PROVIDED RECORDS:
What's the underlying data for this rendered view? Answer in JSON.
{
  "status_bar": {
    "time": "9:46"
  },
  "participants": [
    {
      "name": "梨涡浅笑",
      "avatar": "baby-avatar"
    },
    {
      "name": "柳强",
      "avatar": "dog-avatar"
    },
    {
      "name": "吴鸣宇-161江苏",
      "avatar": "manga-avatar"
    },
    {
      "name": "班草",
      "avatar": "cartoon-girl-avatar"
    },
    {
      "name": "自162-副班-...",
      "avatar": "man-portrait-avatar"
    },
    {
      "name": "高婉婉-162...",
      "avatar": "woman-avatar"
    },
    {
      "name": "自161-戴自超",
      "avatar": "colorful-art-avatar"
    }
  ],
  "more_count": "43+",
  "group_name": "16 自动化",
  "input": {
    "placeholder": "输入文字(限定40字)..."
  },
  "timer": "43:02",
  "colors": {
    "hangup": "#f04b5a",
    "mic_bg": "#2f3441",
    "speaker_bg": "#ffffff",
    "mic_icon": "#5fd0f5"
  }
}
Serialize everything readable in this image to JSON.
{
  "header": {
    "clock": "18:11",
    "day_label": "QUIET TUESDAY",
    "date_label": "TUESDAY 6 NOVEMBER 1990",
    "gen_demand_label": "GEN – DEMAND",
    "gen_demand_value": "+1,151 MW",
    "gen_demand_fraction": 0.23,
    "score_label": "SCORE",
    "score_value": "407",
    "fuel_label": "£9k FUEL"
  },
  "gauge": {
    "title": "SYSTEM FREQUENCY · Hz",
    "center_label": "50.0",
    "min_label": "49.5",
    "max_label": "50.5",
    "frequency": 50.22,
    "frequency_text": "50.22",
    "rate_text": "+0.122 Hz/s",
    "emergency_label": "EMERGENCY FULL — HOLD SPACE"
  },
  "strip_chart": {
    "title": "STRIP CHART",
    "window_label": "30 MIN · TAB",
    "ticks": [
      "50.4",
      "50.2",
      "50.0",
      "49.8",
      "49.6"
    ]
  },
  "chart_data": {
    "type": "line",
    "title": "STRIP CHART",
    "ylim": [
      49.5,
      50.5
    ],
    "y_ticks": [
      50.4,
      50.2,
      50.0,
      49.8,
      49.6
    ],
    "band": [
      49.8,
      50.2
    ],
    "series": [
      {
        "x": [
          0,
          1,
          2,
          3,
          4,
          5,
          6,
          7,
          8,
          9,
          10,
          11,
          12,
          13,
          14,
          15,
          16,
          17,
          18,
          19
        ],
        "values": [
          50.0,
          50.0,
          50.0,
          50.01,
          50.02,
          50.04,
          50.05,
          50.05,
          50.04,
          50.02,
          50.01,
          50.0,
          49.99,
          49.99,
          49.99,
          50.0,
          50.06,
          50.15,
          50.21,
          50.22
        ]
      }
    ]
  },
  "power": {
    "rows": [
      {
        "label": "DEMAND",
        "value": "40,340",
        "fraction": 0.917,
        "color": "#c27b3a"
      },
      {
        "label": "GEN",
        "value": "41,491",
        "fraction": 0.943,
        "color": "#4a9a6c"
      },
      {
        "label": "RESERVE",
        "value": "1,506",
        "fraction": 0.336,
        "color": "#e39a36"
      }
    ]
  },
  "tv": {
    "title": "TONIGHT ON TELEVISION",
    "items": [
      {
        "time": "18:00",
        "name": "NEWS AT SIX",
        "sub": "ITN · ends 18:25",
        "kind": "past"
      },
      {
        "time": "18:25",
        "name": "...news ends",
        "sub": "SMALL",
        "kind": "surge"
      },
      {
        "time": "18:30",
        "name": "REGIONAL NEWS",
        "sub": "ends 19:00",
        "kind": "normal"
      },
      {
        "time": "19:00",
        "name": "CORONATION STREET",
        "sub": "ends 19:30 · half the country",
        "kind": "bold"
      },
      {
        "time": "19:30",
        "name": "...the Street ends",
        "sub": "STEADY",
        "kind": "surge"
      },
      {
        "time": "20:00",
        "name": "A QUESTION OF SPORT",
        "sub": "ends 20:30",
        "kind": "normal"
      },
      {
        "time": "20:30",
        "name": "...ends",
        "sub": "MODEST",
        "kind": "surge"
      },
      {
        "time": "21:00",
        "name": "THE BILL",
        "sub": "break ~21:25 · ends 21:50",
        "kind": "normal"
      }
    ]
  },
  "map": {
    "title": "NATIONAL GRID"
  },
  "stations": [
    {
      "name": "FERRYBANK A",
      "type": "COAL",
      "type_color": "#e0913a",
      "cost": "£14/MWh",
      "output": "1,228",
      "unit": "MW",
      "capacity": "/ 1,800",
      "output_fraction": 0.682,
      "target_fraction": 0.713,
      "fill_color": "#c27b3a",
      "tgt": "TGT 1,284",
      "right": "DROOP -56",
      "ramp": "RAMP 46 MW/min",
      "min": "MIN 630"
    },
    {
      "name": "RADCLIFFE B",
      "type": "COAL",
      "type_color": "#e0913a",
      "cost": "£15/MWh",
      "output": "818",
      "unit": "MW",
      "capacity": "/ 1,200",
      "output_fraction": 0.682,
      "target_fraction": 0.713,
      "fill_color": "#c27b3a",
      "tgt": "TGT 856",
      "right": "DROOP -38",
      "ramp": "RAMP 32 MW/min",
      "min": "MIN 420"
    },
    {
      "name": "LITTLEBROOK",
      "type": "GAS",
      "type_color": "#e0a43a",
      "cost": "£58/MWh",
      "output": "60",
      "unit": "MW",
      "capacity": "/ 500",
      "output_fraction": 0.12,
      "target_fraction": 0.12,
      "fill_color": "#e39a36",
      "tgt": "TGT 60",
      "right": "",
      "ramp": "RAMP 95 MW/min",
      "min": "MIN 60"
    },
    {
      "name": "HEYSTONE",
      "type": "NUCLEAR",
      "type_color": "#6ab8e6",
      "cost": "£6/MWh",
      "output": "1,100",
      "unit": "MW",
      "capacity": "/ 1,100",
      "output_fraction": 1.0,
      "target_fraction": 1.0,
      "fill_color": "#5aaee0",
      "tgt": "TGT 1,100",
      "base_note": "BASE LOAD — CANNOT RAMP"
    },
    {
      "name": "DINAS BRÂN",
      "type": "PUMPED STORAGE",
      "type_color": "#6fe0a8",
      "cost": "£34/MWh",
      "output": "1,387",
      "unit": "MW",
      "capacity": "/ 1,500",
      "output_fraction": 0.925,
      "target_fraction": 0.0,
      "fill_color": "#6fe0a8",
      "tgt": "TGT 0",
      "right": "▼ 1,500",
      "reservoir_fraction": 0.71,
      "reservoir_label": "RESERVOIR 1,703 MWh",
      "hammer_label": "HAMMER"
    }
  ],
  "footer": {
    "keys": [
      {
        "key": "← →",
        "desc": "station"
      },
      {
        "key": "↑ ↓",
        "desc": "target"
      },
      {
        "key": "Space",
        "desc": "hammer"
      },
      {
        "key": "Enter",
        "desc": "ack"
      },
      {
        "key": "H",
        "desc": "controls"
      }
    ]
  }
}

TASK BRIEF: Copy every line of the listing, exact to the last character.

RESULT BELOW:
What's the underlying data for this rendered view? Answer in JSON.
{
  "status_bar": {
    "time": "9:46"
  },
  "participants": [
    {
      "name": "梨涡浅笑",
      "avatar": "baby-avatar"
    },
    {
      "name": "柳强",
      "avatar": "dog-avatar"
    },
    {
      "name": "吴鸣宇-161江苏",
      "avatar": "manga-avatar"
    },
    {
      "name": "班草",
      "avatar": "cartoon-girl-avatar"
    },
    {
      "name": "自162-副班-...",
      "avatar": "man-portrait-avatar"
    },
    {
      "name": "高婉婉-162...",
      "avatar": "woman-avatar"
    },
    {
      "name": "自161-戴自超",
      "avatar": "colorful-art-avatar"
    }
  ],
  "more_count": "43+",
  "group_name": "16 自动化",
  "input": {
    "placeholder": "输入文字(限定40字)..."
  },
  "timer": "43:02",
  "colors": {
    "hangup": "#f04b5a",
    "mic_bg": "#2f3441",
    "speaker_bg": "#ffffff",
    "mic_icon": "#5fd0f5"
  }
}
Serialize everything readable in this image to JSON.
{
  "header": {
    "clock": "18:11",
    "day_label": "QUIET TUESDAY",
    "date_label": "TUESDAY 6 NOVEMBER 1990",
    "gen_demand_label": "GEN – DEMAND",
    "gen_demand_value": "+1,151 MW",
    "gen_demand_fraction": 0.23,
    "score_label": "SCORE",
    "score_value": "407",
    "fuel_label": "£9k FUEL"
  },
  "gauge": {
    "title": "SYSTEM FREQUENCY · Hz",
    "center_label": "50.0",
    "min_label": "49.5",
    "max_label": "50.5",
    "frequency": 50.22,
    "frequency_text": "50.22",
    "rate_text": "+0.122 Hz/s",
    "emergency_label": "EMERGENCY FULL — HOLD SPACE"
  },
  "strip_chart": {
    "title": "STRIP CHART",
    "window_label": "30 MIN · TAB",
    "ticks": [
      "50.4",
      "50.2",
      "50.0",
      "49.8",
      "49.6"
    ]
  },
  "chart_data": {
    "type": "line",
    "title": "STRIP CHART",
    "ylim": [
      49.5,
      50.5
    ],
    "y_ticks": [
      50.4,
      50.2,
      50.0,
      49.8,
      49.6
    ],
    "band": [
      49.8,
      50.2
    ],
    "series": [
      {
        "x": [
          0,
          1,
          2,
          3,
          4,
          5,
          6,
          7,
          8,
          9,
          10,
          11,
          12,
          13,
          14,
          15,
          16,
          17,
          18,
          19
        ],
        "values": [
          50.0,
          50.0,
          50.0,
          50.01,
          50.02,
          50.04,
          50.05,
          50.05,
          50.04,
          50.02,
          50.01,
          50.0,
          49.99,
          49.99,
          49.99,
          50.0,
          50.06,
          50.15,
          50.21,
          50.22
        ]
      }
    ]
  },
  "power": {
    "rows": [
      {
        "label": "DEMAND",
        "value": "40,340",
        "fraction": 0.917,
        "color": "#c27b3a"
      },
      {
        "label": "GEN",
        "value": "41,491",
        "fraction": 0.943,
        "color": "#4a9a6c"
      },
      {
        "label": "RESERVE",
        "value": "1,506",
        "fraction": 0.336,
        "color": "#e39a36"
      }
    ]
  },
  "tv": {
    "title": "TONIGHT ON TELEVISION",
    "items": [
      {
        "time": "18:00",
        "name": "NEWS AT SIX",
        "sub": "ITN · ends 18:25",
        "kind": "past"
      },
      {
        "time": "18:25",
        "name": "...news ends",
        "sub": "SMALL",
        "kind": "surge"
      },
      {
        "time": "18:30",
        "name": "REGIONAL NEWS",
        "sub": "ends 19:00",
        "kind": "normal"
      },
      {
        "time": "19:00",
        "name": "CORONATION STREET",
        "sub": "ends 19:30 · half the country",
        "kind": "bold"
      },
      {
        "time": "19:30",
        "name": "...the Street ends",
        "sub": "STEADY",
        "kind": "surge"
      },
      {
        "time": "20:00",
        "name": "A QUESTION OF SPORT",
        "sub": "ends 20:30",
        "kind": "normal"
      },
      {
        "time": "20:30",
        "name": "...ends",
        "sub": "MODEST",
        "kind": "surge"
      },
      {
        "time": "21:00",
        "name": "THE BILL",
        "sub": "break ~21:25 · ends 21:50",
        "kind": "normal"
      }
    ]
  },
  "map": {
    "title": "NATIONAL GRID"
  },
  "stations": [
    {
      "name": "FERRYBANK A",
      "type": "COAL",
      "type_color": "#e0913a",
      "cost": "£14/MWh",
      "output": "1,228",
      "unit": "MW",
      "capacity": "/ 1,800",
      "output_fraction": 0.682,
      "target_fraction": 0.713,
      "fill_color": "#c27b3a",
      "tgt": "TGT 1,284",
      "right": "DROOP -56",
      "ramp": "RAMP 46 MW/min",
      "min": "MIN 630"
    },
    {
      "name": "RADCLIFFE B",
      "type": "COAL",
      "type_color": "#e0913a",
      "cost": "£15/MWh",
      "output": "818",
      "unit": "MW",
      "capacity": "/ 1,200",
      "output_fraction": 0.682,
      "target_fraction": 0.713,
      "fill_color": "#c27b3a",
      "tgt": "TGT 856",
      "right": "DROOP -38",
      "ramp": "RAMP 32 MW/min",
      "min": "MIN 420"
    },
    {
      "name": "LITTLEBROOK",
      "type": "GAS",
      "type_color": "#e0a43a",
      "cost": "£58/MWh",
      "output": "60",
      "unit": "MW",
      "capacity": "/ 500",
      "output_fraction": 0.12,
      "target_fraction": 0.12,
      "fill_color": "#e39a36",
      "tgt": "TGT 60",
      "right": "",
      "ramp": "RAMP 95 MW/min",
      "min": "MIN 60"
    },
    {
      "name": "HEYSTONE",
      "type": "NUCLEAR",
      "type_color": "#6ab8e6",
      "cost": "£6/MWh",
      "output": "1,100",
      "unit": "MW",
      "capacity": "/ 1,100",
      "output_fraction": 1.0,
      "target_fraction": 1.0,
      "fill_color": "#5aaee0",
      "tgt": "TGT 1,100",
      "base_note": "BASE LOAD — CANNOT RAMP"
    },
    {
      "name": "DINAS BRÂN",
      "type": "PUMPED STORAGE",
      "type_color": "#6fe0a8",
      "cost": "£34/MWh",
      "output": "1,387",
      "unit": "MW",
      "capacity": "/ 1,500",
      "output_fraction": 0.925,
      "target_fraction": 0.0,
      "fill_color": "#6fe0a8",
      "tgt": "TGT 0",
      "right": "▼ 1,500",
      "reservoir_fraction": 0.71,
      "reservoir_label": "RESERVOIR 1,703 MWh",
      "hammer_label": "HAMMER"
    }
  ],
  "footer": {
    "keys": [
      {
        "key": "← →",
        "desc": "station"
      },
      {
        "key": "↑ ↓",
        "desc": "target"
      },
      {
        "key": "Space",
        "desc": "hammer"
      },
      {
        "key": "Enter",
        "desc": "ack"
      },
      {
        "key": "H",
        "desc": "controls"
      }
    ]
  }
}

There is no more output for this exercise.